[Excerpts from an interface dataset]
[Start of Attachment]

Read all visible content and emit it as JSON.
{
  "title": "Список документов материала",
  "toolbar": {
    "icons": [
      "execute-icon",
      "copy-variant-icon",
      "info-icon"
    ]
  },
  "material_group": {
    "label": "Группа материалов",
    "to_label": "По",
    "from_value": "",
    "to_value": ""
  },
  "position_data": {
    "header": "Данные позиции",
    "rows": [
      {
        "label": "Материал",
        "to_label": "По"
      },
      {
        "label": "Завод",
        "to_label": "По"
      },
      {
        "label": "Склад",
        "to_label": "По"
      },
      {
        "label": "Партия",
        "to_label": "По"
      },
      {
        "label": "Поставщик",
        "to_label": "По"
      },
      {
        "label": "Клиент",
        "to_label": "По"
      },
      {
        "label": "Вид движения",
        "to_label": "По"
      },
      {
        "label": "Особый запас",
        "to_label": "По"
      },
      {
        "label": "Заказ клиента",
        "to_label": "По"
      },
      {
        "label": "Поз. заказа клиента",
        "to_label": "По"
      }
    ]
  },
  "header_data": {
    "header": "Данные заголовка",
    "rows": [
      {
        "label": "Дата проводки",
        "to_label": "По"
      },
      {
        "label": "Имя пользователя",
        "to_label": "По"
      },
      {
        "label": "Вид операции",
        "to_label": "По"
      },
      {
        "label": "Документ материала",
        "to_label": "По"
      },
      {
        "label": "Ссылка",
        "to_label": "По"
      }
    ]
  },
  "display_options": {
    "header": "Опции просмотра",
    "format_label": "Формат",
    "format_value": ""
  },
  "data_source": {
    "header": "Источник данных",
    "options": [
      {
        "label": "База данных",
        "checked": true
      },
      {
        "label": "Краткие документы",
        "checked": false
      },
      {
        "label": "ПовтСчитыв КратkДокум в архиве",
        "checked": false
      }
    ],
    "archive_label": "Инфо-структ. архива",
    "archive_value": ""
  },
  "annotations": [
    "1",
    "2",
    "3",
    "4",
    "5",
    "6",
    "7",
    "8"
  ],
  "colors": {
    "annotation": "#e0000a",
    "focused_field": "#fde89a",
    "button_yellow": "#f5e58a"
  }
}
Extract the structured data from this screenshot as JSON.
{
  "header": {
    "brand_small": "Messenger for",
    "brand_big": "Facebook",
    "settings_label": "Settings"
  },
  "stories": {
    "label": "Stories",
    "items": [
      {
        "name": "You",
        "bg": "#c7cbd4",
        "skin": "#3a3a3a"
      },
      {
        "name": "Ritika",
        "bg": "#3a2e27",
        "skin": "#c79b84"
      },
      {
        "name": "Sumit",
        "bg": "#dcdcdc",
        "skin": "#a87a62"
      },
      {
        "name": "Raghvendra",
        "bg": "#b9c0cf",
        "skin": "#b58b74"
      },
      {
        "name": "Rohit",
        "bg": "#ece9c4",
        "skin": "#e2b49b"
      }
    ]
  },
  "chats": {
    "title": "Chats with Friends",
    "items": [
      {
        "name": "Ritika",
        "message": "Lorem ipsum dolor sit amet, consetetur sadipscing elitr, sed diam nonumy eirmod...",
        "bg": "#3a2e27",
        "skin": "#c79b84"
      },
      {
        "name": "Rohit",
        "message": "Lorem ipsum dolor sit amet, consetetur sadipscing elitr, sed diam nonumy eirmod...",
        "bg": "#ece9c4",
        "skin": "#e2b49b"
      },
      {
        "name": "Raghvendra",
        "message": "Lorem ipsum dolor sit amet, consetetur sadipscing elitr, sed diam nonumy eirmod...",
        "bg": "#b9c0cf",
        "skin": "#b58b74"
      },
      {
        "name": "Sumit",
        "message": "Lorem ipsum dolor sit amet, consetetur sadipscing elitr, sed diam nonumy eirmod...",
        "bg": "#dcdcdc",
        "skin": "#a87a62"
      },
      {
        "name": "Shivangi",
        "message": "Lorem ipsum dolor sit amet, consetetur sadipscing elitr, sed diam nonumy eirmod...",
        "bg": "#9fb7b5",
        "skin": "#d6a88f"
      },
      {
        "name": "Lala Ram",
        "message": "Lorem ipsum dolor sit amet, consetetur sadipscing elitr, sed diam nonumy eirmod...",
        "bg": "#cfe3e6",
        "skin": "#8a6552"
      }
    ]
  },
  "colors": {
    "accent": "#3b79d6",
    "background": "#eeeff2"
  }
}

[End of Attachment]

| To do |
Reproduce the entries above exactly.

| Task answer |
Read all visible content and emit it as JSON.
{
  "title": "Список документов материала",
  "toolbar": {
    "icons": [
      "execute-icon",
      "copy-variant-icon",
      "info-icon"
    ]
  },
  "material_group": {
    "label": "Группа материалов",
    "to_label": "По",
    "from_value": "",
    "to_value": ""
  },
  "position_data": {
    "header": "Данные позиции",
    "rows": [
      {
        "label": "Материал",
        "to_label": "По"
      },
      {
        "label": "Завод",
        "to_label": "По"
      },
      {
        "label": "Склад",
        "to_label": "По"
      },
      {
        "label": "Партия",
        "to_label": "По"
      },
      {
        "label": "Поставщик",
        "to_label": "По"
      },
      {
        "label": "Клиент",
        "to_label": "По"
      },
      {
        "label": "Вид движения",
        "to_label": "По"
      },
      {
        "label": "Особый запас",
        "to_label": "По"
      },
      {
        "label": "Заказ клиента",
        "to_label": "По"
      },
      {
        "label": "Поз. заказа клиента",
        "to_label": "По"
      }
    ]
  },
  "header_data": {
    "header": "Данные заголовка",
    "rows": [
      {
        "label": "Дата проводки",
        "to_label": "По"
      },
      {
        "label": "Имя пользователя",
        "to_label": "По"
      },
      {
        "label": "Вид операции",
        "to_label": "По"
      },
      {
        "label": "Документ материала",
        "to_label": "По"
      },
      {
        "label": "Ссылка",
        "to_label": "По"
      }
    ]
  },
  "display_options": {
    "header": "Опции просмотра",
    "format_label": "Формат",
    "format_value": ""
  },
  "data_source": {
    "header": "Источник данных",
    "options": [
      {
        "label": "База данных",
        "checked": true
      },
      {
        "label": "Краткие документы",
        "checked": false
      },
      {
        "label": "ПовтСчитыв КратkДокум в архиве",
        "checked": false
      }
    ],
    "archive_label": "Инфо-структ. архива",
    "archive_value": ""
  },
  "annotations": [
    "1",
    "2",
    "3",
    "4",
    "5",
    "6",
    "7",
    "8"
  ],
  "colors": {
    "annotation": "#e0000a",
    "focused_field": "#fde89a",
    "button_yellow": "#f5e58a"
  }
}
Extract the structured data from this screenshot as JSON.
{
  "header": {
    "brand_small": "Messenger for",
    "brand_big": "Facebook",
    "settings_label": "Settings"
  },
  "stories": {
    "label": "Stories",
    "items": [
      {
        "name": "You",
        "bg": "#c7cbd4",
        "skin": "#3a3a3a"
      },
      {
        "name": "Ritika",
        "bg": "#3a2e27",
        "skin": "#c79b84"
      },
      {
        "name": "Sumit",
        "bg": "#dcdcdc",
        "skin": "#a87a62"
      },
      {
        "name": "Raghvendra",
        "bg": "#b9c0cf",
        "skin": "#b58b74"
      },
      {
        "name": "Rohit",
        "bg": "#ece9c4",
        "skin": "#e2b49b"
      }
    ]
  },
  "chats": {
    "title": "Chats with Friends",
    "items": [
      {
        "name": "Ritika",
        "message": "Lorem ipsum dolor sit amet, consetetur sadipscing elitr, sed diam nonumy eirmod...",
        "bg": "#3a2e27",
        "skin": "#c79b84"
      },
      {
        "name": "Rohit",
        "message": "Lorem ipsum dolor sit amet, consetetur sadipscing elitr, sed diam nonumy eirmod...",
        "bg": "#ece9c4",
        "skin": "#e2b49b"
      },
      {
        "name": "Raghvendra",
        "message": "Lorem ipsum dolor sit amet, consetetur sadipscing elitr, sed diam nonumy eirmod...",
        "bg": "#b9c0cf",
        "skin": "#b58b74"
      },
      {
        "name": "Sumit",
        "message": "Lorem ipsum dolor sit amet, consetetur sadipscing elitr, sed diam nonumy eirmod...",
        "bg": "#dcdcdc",
        "skin": "#a87a62"
      },
      {
        "name": "Shivangi",
        "message": "Lorem ipsum dolor sit amet, consetetur sadipscing elitr, sed diam nonumy eirmod...",
        "bg": "#9fb7b5",
        "skin": "#d6a88f"
      },
      {
        "name": "Lala Ram",
        "message": "Lorem ipsum dolor sit amet, consetetur sadipscing elitr, sed diam nonumy eirmod...",
        "bg": "#cfe3e6",
        "skin": "#8a6552"
      }
    ]
  },
  "colors": {
    "accent": "#3b79d6",
    "background": "#eeeff2"
  }
}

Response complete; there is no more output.